Anti-seizure medications (ASMs) are used to treat conditions such as epilepsy and bipolar disorder. Some of these drugs are associated with an increased risk of congenital malformations and adverse developmental outcomes. Therefore, PHARMO Institute’s Eline Houben, along with fellow researchers, examined trends in use of ASMs among pregnant women in the Netherlands, according to medication safety profile. The medication safety profiles were categorized as safests ASMs, ASMs of uncertain risk, and ASMs with higher risk. Additionally, switching patterns were assessed.
In total, 671,709 pregnancies among 446,169 women were selected from the PHARMO Perinatal Research Network between 1999 and 2019. 2405 (3.6 per 1000) of those women were ASM-exposed. Over the study period, a significant increase was observed for use of known safest ASMs (0.7-18.0 per 10,000 pregnancies) as well as for those with uncertain risk (5.3-13.4 per 10,000 pregnancies). Use of ASMs with higher risk of congenital malformations decreased significantly (24.8-14.5 per 10,000 pregnancies), except for topiramate (0-6.7 per 10,000 pregnancies). Switches between ASM safety risk categories before and during pregnancy were uncommon; women rather discontinued treatment or switched within the same category.
This study showed that there has been an increase in use of known safest ASMs among pregnant women, together with a trend toward newer ASMs with uncertain risk over the last two decades. Only a small proportion of women switched to a safer alternative before or during pregnancy, which altogether highlights the need for an expansion of ASM risk knowledge and communication to healthcare providers and women of reproductive age to improve preconception counselling.
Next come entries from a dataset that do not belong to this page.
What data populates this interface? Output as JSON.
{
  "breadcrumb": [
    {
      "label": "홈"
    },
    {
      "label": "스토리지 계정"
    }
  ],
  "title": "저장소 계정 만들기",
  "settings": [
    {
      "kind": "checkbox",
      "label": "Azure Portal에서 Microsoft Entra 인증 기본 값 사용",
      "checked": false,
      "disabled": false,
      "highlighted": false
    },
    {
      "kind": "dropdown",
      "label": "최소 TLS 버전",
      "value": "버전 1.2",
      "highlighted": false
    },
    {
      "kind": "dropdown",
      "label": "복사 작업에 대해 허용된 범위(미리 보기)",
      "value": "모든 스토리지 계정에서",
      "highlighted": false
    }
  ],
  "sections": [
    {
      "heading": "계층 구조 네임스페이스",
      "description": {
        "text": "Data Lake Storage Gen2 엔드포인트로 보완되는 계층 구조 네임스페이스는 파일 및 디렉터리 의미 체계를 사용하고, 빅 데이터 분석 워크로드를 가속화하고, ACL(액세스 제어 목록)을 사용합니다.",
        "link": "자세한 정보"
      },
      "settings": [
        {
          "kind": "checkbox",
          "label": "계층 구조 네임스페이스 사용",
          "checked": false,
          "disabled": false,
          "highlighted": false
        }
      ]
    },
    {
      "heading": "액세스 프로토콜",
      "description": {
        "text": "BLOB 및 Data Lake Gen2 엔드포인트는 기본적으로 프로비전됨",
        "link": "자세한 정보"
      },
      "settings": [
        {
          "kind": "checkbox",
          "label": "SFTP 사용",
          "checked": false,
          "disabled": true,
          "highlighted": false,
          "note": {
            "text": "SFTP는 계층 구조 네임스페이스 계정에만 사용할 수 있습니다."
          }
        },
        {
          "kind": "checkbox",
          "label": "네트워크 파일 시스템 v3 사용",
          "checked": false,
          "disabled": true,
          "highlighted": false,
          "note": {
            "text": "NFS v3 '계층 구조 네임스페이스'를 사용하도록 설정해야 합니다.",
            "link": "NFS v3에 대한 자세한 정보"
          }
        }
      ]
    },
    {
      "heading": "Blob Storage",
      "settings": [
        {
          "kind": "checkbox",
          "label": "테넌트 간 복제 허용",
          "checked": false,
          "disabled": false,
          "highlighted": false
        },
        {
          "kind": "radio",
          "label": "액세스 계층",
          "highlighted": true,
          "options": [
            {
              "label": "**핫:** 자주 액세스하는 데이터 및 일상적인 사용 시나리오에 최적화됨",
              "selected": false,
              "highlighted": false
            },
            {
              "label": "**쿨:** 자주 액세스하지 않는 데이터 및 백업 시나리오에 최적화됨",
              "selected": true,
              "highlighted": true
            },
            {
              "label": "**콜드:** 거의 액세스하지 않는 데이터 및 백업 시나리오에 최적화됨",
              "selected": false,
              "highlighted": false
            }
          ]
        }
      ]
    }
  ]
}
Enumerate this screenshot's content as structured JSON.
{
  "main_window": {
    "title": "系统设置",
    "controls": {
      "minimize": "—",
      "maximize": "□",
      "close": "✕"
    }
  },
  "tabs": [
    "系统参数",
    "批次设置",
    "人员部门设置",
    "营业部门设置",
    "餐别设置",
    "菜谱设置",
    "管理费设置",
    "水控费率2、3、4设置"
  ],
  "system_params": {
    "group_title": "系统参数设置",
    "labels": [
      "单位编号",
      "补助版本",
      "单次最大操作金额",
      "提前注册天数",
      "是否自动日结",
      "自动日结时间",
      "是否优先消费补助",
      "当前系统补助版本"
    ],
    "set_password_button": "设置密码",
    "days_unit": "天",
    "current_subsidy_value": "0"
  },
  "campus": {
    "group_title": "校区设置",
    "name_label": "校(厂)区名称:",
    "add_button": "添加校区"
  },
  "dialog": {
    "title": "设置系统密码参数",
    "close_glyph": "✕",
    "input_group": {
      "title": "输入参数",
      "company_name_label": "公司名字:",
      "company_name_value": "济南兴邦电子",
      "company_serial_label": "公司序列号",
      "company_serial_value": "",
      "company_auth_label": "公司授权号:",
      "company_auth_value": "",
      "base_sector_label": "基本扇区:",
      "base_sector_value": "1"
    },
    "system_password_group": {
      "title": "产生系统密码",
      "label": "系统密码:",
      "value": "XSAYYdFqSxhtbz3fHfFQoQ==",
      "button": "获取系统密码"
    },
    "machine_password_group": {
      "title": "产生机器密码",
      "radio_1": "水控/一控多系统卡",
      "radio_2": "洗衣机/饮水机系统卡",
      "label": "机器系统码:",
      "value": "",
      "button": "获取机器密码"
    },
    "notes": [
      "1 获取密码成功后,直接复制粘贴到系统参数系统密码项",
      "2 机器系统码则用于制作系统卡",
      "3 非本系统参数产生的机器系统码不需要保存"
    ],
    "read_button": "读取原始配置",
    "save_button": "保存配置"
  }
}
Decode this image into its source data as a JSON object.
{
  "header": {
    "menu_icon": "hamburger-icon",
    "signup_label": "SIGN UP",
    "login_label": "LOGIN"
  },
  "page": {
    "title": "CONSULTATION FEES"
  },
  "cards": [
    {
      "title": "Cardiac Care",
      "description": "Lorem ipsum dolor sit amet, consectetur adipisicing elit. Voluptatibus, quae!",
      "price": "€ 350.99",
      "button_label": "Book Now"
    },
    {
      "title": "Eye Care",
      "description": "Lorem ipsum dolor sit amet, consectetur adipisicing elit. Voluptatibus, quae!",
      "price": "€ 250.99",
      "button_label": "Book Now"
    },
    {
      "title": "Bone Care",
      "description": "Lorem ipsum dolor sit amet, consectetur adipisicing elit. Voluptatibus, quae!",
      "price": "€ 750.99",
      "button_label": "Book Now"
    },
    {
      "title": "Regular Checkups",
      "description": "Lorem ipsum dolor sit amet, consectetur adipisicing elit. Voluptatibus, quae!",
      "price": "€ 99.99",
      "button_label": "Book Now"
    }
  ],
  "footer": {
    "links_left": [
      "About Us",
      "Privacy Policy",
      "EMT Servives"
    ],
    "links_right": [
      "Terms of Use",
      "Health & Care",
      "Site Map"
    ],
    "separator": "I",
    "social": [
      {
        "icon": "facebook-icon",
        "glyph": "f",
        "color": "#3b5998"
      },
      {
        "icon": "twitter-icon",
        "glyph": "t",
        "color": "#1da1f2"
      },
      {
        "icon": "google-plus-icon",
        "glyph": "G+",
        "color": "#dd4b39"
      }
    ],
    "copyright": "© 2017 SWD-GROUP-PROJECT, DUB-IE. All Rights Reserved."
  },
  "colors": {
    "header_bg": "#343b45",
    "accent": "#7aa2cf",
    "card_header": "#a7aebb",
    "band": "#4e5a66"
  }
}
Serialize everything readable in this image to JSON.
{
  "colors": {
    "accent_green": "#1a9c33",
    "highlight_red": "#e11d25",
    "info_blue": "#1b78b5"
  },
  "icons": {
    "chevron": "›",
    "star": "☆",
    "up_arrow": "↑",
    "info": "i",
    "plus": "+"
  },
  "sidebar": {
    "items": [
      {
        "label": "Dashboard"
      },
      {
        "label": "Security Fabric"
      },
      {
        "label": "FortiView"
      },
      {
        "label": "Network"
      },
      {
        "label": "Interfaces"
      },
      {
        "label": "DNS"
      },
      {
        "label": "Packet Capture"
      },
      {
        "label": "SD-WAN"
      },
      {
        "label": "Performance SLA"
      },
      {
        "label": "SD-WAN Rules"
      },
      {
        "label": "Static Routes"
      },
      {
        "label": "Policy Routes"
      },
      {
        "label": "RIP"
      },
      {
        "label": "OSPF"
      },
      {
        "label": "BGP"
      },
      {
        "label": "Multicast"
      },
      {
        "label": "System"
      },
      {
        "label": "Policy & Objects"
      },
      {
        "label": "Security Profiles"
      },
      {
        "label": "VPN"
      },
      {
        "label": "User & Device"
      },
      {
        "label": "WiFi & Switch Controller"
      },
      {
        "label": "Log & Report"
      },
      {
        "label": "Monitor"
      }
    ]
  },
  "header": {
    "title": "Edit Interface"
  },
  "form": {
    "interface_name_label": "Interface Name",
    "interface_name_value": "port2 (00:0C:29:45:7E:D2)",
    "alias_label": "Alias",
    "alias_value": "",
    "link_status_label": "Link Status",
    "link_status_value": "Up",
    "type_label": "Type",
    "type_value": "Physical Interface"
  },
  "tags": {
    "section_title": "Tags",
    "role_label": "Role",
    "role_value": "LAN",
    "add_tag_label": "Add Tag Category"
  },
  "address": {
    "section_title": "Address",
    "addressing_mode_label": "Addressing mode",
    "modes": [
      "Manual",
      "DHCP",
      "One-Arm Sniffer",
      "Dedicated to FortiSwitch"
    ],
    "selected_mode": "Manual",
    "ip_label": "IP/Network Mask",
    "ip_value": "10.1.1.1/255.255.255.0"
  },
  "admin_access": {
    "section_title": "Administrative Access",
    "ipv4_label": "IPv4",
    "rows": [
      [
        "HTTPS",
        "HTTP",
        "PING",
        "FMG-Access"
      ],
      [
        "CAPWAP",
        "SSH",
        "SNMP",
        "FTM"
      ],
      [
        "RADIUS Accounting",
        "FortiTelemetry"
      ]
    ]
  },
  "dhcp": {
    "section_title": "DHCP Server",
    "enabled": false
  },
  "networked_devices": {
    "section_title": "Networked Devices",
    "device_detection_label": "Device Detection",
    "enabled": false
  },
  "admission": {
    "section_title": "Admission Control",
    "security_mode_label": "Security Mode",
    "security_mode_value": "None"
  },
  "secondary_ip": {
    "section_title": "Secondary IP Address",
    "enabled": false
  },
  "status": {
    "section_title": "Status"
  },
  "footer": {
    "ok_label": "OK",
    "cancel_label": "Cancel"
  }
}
The full article can be read using this link: Twenty-year trends in the use of anti-seizure medication among pregnant women in the Netherlands – PubMed (nih.gov)